▶ _TASK DETAILS_
Make an exact copy of the data below, leaving out every picture.

--

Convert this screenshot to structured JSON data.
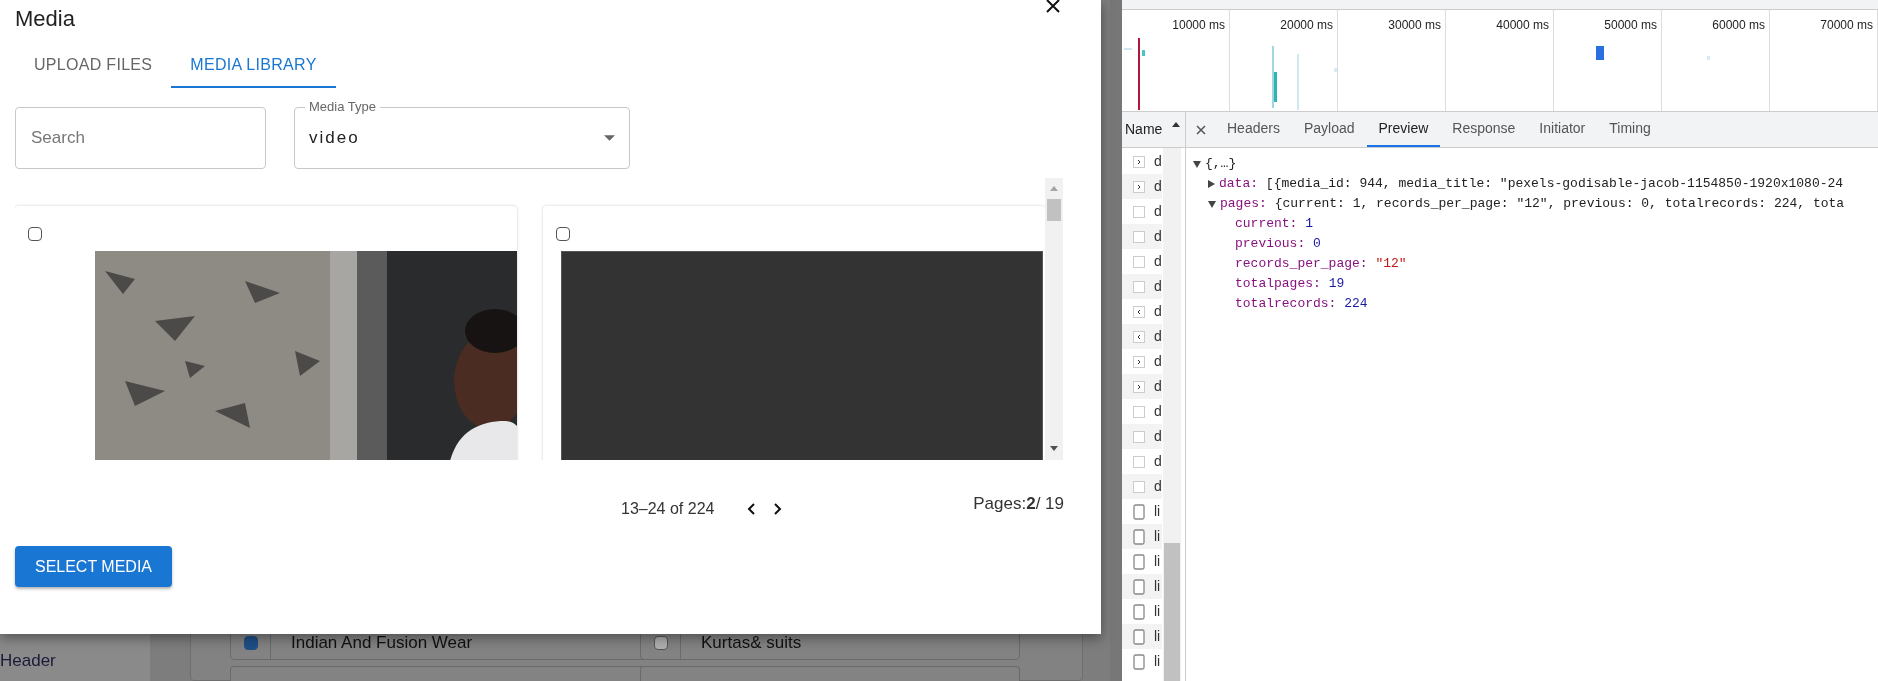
{
  "background_page": {
    "sidebar_label": "Header",
    "rows": [
      {
        "label": "Indian And Fusion Wear",
        "checked": true
      },
      {
        "label": "Kurtas& suits",
        "checked": false
      }
    ]
  },
  "dialog": {
    "title": "Media",
    "tabs": [
      {
        "label": "UPLOAD FILES",
        "selected": false
      },
      {
        "label": "MEDIA LIBRARY",
        "selected": true
      }
    ],
    "search": {
      "placeholder": "Search"
    },
    "media_type": {
      "label": "Media Type",
      "value": "video"
    },
    "cards": [
      {
        "checked": false,
        "kind": "picture"
      },
      {
        "checked": false,
        "kind": "blank"
      }
    ],
    "pagination": {
      "range": "13–24 of 224",
      "pages": "Pages:**2**/ 19"
    },
    "select_button": "SELECT MEDIA"
  },
  "devtools": {
    "timeline_ticks": [
      "10000 ms",
      "20000 ms",
      "30000 ms",
      "40000 ms",
      "50000 ms",
      "60000 ms",
      "70000 ms"
    ],
    "name_header": "Name",
    "requests": [
      {
        "name": "d",
        "kind": "right"
      },
      {
        "name": "d",
        "kind": "right"
      },
      {
        "name": "d",
        "kind": "blank"
      },
      {
        "name": "d",
        "kind": "blank"
      },
      {
        "name": "d",
        "kind": "blank"
      },
      {
        "name": "d",
        "kind": "blank"
      },
      {
        "name": "d",
        "kind": "left"
      },
      {
        "name": "d",
        "kind": "left"
      },
      {
        "name": "d",
        "kind": "right"
      },
      {
        "name": "d",
        "kind": "right"
      },
      {
        "name": "d",
        "kind": "blank"
      },
      {
        "name": "d",
        "kind": "blank"
      },
      {
        "name": "d",
        "kind": "blank"
      },
      {
        "name": "d",
        "kind": "blank"
      },
      {
        "name": "li",
        "kind": "document"
      },
      {
        "name": "li",
        "kind": "document"
      },
      {
        "name": "li",
        "kind": "document"
      },
      {
        "name": "li",
        "kind": "document"
      },
      {
        "name": "li",
        "kind": "document"
      },
      {
        "name": "li",
        "kind": "document"
      },
      {
        "name": "li",
        "kind": "document"
      }
    ],
    "tabs": [
      {
        "label": "Headers",
        "selected": false
      },
      {
        "label": "Payload",
        "selected": false
      },
      {
        "label": "Preview",
        "selected": true
      },
      {
        "label": "Response",
        "selected": false
      },
      {
        "label": "Initiator",
        "selected": false
      },
      {
        "label": "Timing",
        "selected": false
      }
    ],
    "preview": {
      "label": "{,…}",
      "expanded": true,
      "children": [
        {
          "key": "data:",
          "summary": "[{media_id: 944, media_title: \"pexels-godisable-jacob-1154850-1920x1080-24",
          "expanded": false
        },
        {
          "key": "pages:",
          "summary": "{current: 1, records_per_page: \"12\", previous: 0, totalrecords: 224, tota",
          "expanded": true,
          "children": [
            {
              "key": "current:",
              "value": "1",
              "kind": "number"
            },
            {
              "key": "previous:",
              "value": "0",
              "kind": "number"
            },
            {
              "key": "records_per_page:",
              "value": "\"12\"",
              "kind": "string"
            },
            {
              "key": "totalpages:",
              "value": "19",
              "kind": "number"
            },
            {
              "key": "totalrecords:",
              "value": "224",
              "kind": "number"
            }
          ]
        }
      ]
    }
  }
}
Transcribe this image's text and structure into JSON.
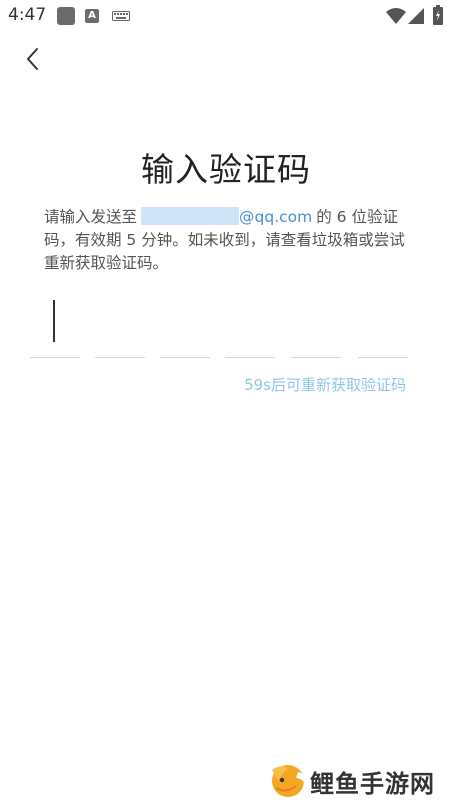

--

▶ _WRITTEN SOLUTION_
Convert this screenshot to structured JSON data.
{
  "background_page": {
    "sidebar_label": "Header",
    "rows": [
      {
        "label": "Indian And Fusion Wear",
        "checked": true
      },
      {
        "label": "Kurtas& suits",
        "checked": false
      }
    ]
  },
  "dialog": {
    "title": "Media",
    "tabs": [
      {
        "label": "UPLOAD FILES",
        "selected": false
      },
      {
        "label": "MEDIA LIBRARY",
        "selected": true
      }
    ],
    "search": {
      "placeholder": "Search"
    },
    "media_type": {
      "label": "Media Type",
      "value": "video"
    },
    "cards": [
      {
        "checked": false,
        "kind": "picture"
      },
      {
        "checked": false,
        "kind": "blank"
      }
    ],
    "pagination": {
      "range": "13–24 of 224",
      "pages": "Pages:**2**/ 19"
    },
    "select_button": "SELECT MEDIA"
  },
  "devtools": {
    "timeline_ticks": [
      "10000 ms",
      "20000 ms",
      "30000 ms",
      "40000 ms",
      "50000 ms",
      "60000 ms",
      "70000 ms"
    ],
    "name_header": "Name",
    "requests": [
      {
        "name": "d",
        "kind": "right"
      },
      {
        "name": "d",
        "kind": "right"
      },
      {
        "name": "d",
        "kind": "blank"
      },
      {
        "name": "d",
        "kind": "blank"
      },
      {
        "name": "d",
        "kind": "blank"
      },
      {
        "name": "d",
        "kind": "blank"
      },
      {
        "name": "d",
        "kind": "left"
      },
      {
        "name": "d",
        "kind": "left"
      },
      {
        "name": "d",
        "kind": "right"
      },
      {
        "name": "d",
        "kind": "right"
      },
      {
        "name": "d",
        "kind": "blank"
      },
      {
        "name": "d",
        "kind": "blank"
      },
      {
        "name": "d",
        "kind": "blank"
      },
      {
        "name": "d",
        "kind": "blank"
      },
      {
        "name": "li",
        "kind": "document"
      },
      {
        "name": "li",
        "kind": "document"
      },
      {
        "name": "li",
        "kind": "document"
      },
      {
        "name": "li",
        "kind": "document"
      },
      {
        "name": "li",
        "kind": "document"
      },
      {
        "name": "li",
        "kind": "document"
      },
      {
        "name": "li",
        "kind": "document"
      }
    ],
    "tabs": [
      {
        "label": "Headers",
        "selected": false
      },
      {
        "label": "Payload",
        "selected": false
      },
      {
        "label": "Preview",
        "selected": true
      },
      {
        "label": "Response",
        "selected": false
      },
      {
        "label": "Initiator",
        "selected": false
      },
      {
        "label": "Timing",
        "selected": false
      }
    ],
    "preview": {
      "label": "{,…}",
      "expanded": true,
      "children": [
        {
          "key": "data:",
          "summary": "[{media_id: 944, media_title: \"pexels-godisable-jacob-1154850-1920x1080-24",
          "expanded": false
        },
        {
          "key": "pages:",
          "summary": "{current: 1, records_per_page: \"12\", previous: 0, totalrecords: 224, tota",
          "expanded": true,
          "children": [
            {
              "key": "current:",
              "value": "1",
              "kind": "number"
            },
            {
              "key": "previous:",
              "value": "0",
              "kind": "number"
            },
            {
              "key": "records_per_page:",
              "value": "\"12\"",
              "kind": "string"
            },
            {
              "key": "totalpages:",
              "value": "19",
              "kind": "number"
            },
            {
              "key": "totalrecords:",
              "value": "224",
              "kind": "number"
            }
          ]
        }
      ]
    }
  }
}
Transcribe this image's text and structure into JSON.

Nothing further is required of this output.